Cats have been effortlessly stealing scenes from their human co-stars for decades. Who could forget Audrey
Hepburn’s adorable marmalade tabby in Breakfast at Tiffany’s?
Or Jinx, the toilet-flushing Himalayan in Meet the Parents? Behind every famous film cat, there is a dedicated trainer patiently teaching them to obey a command, making sure they’re happy on set, and grooming them fastidiously to maintain their fluffy good looks.
The film-makers behind The Electrical Life of Louis Wain, a British period biopic about the Edwardian artist and illustrator who became famous for his surreal portraits of cats, were adamant they didn’t want to use CGI for the shoot, so animal trainer Charlotte Wilde was brought in with 40 feisty felines. “It was organised chaos,” she says. “They had their own green room and were treated like royalty.”
Wilde, who has also worked on Fighting With My Family and Bohemian Rhapsody, runs a London agency that provides animals for film and TV. Felix, her 10-year-old black and white moggie (“a very cheeky chap!”), was cast as Peter, Wain’s furry best friend, who inspires his first sketches.
Cats, of course, are notoriously fickle and independent – but that doesn’t mean they can’t be trained like dogs to behave and do tricks on screen.
Wilde says she uses positive reinforcement with plenty of snacks on hand to dish out as rewards. “We teach our cats to go to mark,” she says. “They’ll walk in and they’ll know where to stop. We train them so they run to the sound of a buzzer.
We’ve got some that can roll over. A couple can retrieve. They’ll lie down, rub against people’s legs, walk alongside someone. We show them what they’ve got to do. Then we try to make that happen on the take.”

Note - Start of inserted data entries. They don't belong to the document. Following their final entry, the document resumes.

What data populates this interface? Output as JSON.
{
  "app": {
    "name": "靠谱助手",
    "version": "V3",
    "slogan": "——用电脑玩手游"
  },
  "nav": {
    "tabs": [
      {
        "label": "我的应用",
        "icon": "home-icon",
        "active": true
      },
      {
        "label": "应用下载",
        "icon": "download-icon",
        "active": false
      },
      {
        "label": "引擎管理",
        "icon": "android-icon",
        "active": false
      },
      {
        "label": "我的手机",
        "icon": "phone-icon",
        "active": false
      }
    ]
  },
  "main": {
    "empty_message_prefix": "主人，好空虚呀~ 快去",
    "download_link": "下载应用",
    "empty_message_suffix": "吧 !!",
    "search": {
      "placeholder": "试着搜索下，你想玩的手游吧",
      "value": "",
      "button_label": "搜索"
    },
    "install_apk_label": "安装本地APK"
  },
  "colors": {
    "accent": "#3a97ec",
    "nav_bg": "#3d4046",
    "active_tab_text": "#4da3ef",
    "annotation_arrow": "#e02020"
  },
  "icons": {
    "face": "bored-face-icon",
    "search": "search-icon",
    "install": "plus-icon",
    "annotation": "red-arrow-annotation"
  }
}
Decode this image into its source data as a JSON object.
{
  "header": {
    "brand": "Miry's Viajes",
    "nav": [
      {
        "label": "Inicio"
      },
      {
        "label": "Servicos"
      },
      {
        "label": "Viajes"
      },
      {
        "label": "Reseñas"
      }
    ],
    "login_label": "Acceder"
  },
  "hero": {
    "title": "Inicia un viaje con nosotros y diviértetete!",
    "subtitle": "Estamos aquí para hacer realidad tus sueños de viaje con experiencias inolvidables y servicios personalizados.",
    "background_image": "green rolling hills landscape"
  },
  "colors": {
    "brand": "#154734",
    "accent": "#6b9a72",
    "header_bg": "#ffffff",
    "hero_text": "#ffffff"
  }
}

A clicker is used as encouragement. “You might have a moment in between a couple of lines where we can get a click in, just so the cat [knows]: ‘You’re doing really well. Wait. Food is coming.’ Obviously, that’s really distracting for actors. They’re probably sick of the sound of a clicker by the end of the film!”
Mark Harden, an animal trainer based in Los Angeles, was in charge of the five snowy white Chinchilla Persians who played Snowbell in Stuart Little, and looked after 40 cats on the set of Catwoman including several rare Egyptian Maus.
With cats, he says, it’s all about getting into their mindset. “They’re a predator but they can also be skittish. They’ve got a very strong flight reaction. The most important thing with a cat is desensitising them to strange environments. A movie set is a very strange environment.”
Canadian animal trainer Melissa Millett has a novel way of desensitising the cats she works with: she stages mock film shoots at home. For the Pet Sematary reboot, she recruited five Maine Coons from rescue shelters to play Church, who is transformed into an aggressive zombie cat.
This meant gradually acclimatising them to wearing makeup and being wet. The whole process took two months. “We started with a catnip party in the bathtub.
A little bit of water on the cat while it’s eating. Then we worked up to a full bath. Separately, we would start with a bit of egg white and then work our way up. All the products had to be edible.”
Expectations for cat actors tend to be much lower than for dogs, says Harden. “People are more in awe of you when you have a good working cat.
I guess they expect the cat to be scared.” Even so, animal trainers can teach cats to do the kind of tricks that would easily outshine Lassie.
Millett has a talented Bengal named Sashimi, who can ride a scooter. Wilde taught one of her moggies, Leicester, to pretend to play the harmonica, while Harden trained Cairo, an Egyptian Mau, to pick up a mobile phone with his teeth and run off with it.
But it’s not all cats being cute and cuddly on cue. Being bitten accidentally is an occupational hazard. Then there’s the cat hair that gets everywhere. “You certainly don’t wear your best clothes to work!” says Wilde.
“You have to get up extra early because you’ve got to get the animals ready. You go to bed later because you’ve got to put them to bed. They come first no matter what. I’d say it’s a way of life rather than a job. It’s incredibly rewarding. They give you so much.”
(Story source: The Guardian)